WASHINGTON (Reuters) - One of Cuba’s leading dissidents, Oscar Elias Biscet, testified by telephone from Cuba on Thursday to the U.S. Congress and said the international community did not seem to understand that human rights violations continued there.
“The Cuba in which I live is a society full of fear,” Biscet said, speaking from the U.S. interests section in Havana to a joint meeting of two House of Representatives subcommittees.
“The human rights violations need to be expressed further to the international community, because they seem to be not getting the point, or understanding that this is really happening,” he said, speaking through an interpreter.
The connection was lost and restored several times as Biscet’s voice was broadcast via speaker phone to a Capitol Hill hearing room.

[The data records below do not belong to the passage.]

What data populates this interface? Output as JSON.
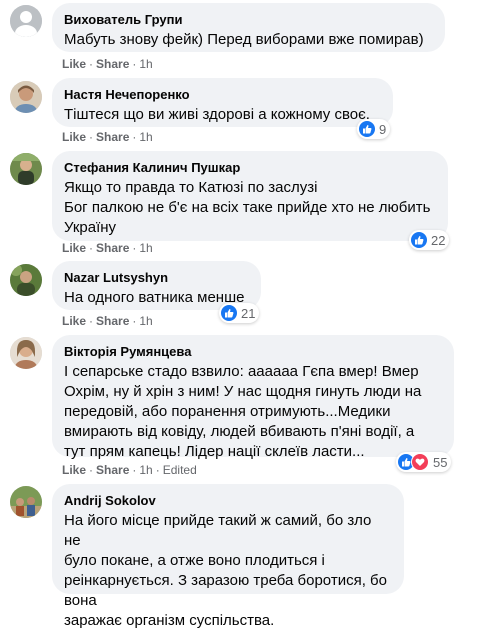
{
  "comments": [
    {
      "author": "Вихователь Групи",
      "text": "Мабуть знову фейк) Перед виборами вже помирав)",
      "like": "Like",
      "share": "Share",
      "time": "1h"
    },
    {
      "author": "Настя Нечепоренко",
      "text": "Тіштеся що ви живі здорові а кожному своє.",
      "like": "Like",
      "share": "Share",
      "time": "1h",
      "reactions": "9"
    },
    {
      "author": "Стефания Калинич Пушкар",
      "text_lines": [
        "Якщо то правда то Катюзі по заслузі",
        "Бог палкою не б'є на всіх таке прийде хто не любить",
        "Україну"
      ],
      "like": "Like",
      "share": "Share",
      "time": "1h",
      "reactions": "22"
    },
    {
      "author": "Nazar Lutsyshyn",
      "text": "На одного ватника менше",
      "like": "Like",
      "share": "Share",
      "time": "1h",
      "reactions": "21"
    },
    {
      "author": "Вікторія Румянцева",
      "text_lines": [
        "І сепарське стадо взвило: аааааа Гєпа вмер! Вмер",
        "Охрім, ну й хрін з ним! У нас щодня гинуть люди на",
        "передовій, або поранення отримують...Медики",
        "вмирають від ковіду, людей вбивають п'яні водії, а",
        "тут прям капець! Лідер нації склеїв ласти..."
      ],
      "like": "Like",
      "share": "Share",
      "time": "1h",
      "edited": "Edited",
      "reactions": "55"
    },
    {
      "author": "Andrij Sokolov",
      "text_lines": [
        "На його місце прийде такий ж самий, бо зло не",
        "було покане, а отже воно плодиться і",
        "реінкарнується. З заразою треба боротися, бо вона",
        "заражає організм суспільства."
      ]
    }
  ],
  "colors": {
    "bubble": "#f0f2f5",
    "meta": "#65676b",
    "like_blue": "#1877f2",
    "love_red": "#f33e58"
  }
}
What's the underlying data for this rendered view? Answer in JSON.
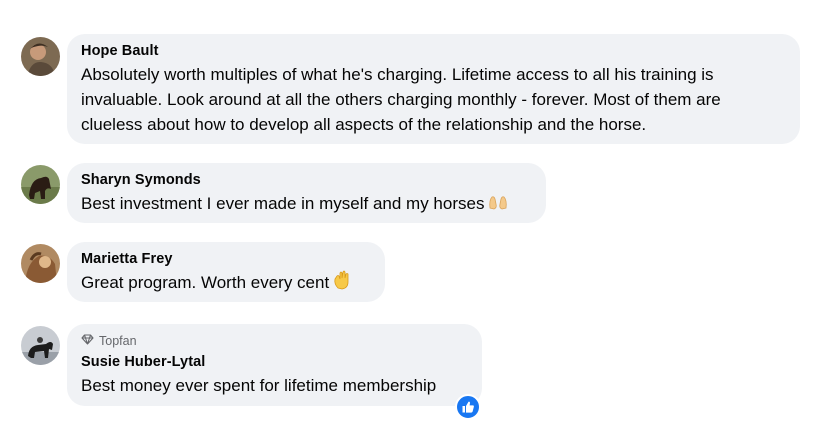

Biscet, 50, a medical doctor, was released last March as one of the last of 52 political prisoners President Raul Castro promised to release in an accord with Cuba’s Catholic Church.
He had been first arrested in the 1990s for organizing meetings, and was jailed several times. After his fourth arrest in 2003, he was sentenced to 25 years in prison as part of a crackdown on opponents known as Cuba’s “Black Spring” that strained the Communist-led island’s international relations.
Biscet said that he had been beaten and tortured in prison; as a result, he said, his face was disfigured and his foot broken.
“Violations of human dignity” are systematically committed against all people who are incarcerated in Cuba, he said.
Among abuses he had “suffered or observed” were tortures in which naked prisoners had their hands handcuffed to their feet for 12 to 24 hours, or were handcuffed with their hands over their heads and suspended with their feet barely touching the floor for similarly long periods.
He also described abysmal prison conditions with no clean drinking water, no ventilation, and no toilets for prisoners.
For Biscet’s opposition to Cuba’s government, President George W. Bush awarded him in absentia the Presidential Medal of Freedom in 2007. Cuban authorities view dissidents as mercenaries working for their archenemy, the United States.
The United States has maintained an economic embargo on Cuba for 50 years in order to pressure the Communist government on the island, which lies 90 miles (145 km) south of Florida.
Cuban dissidents have said there are still at least 60 people behind bars for political reasons, including some convicted of boat and plane hijackings and spying.
Asked whether he feared re-arrest because of his testimony to the U.S. Congress, Biscet said: “Everything is possible.”
He said he intended to continue non-violent efforts for change under the Castro government. “We cannot wait for someone to die to create change. We will create change on our own.”
He said he hoped that Pope Benedict would lobby for more freedoms, including freedom of speech, when the Pope visits Cuba at the end of March.
“We hope that his coming will bring great change to our country,” Biscet said.
Reporting By Susan Cornwell; Editing by Jane Sutton and Sandra Maler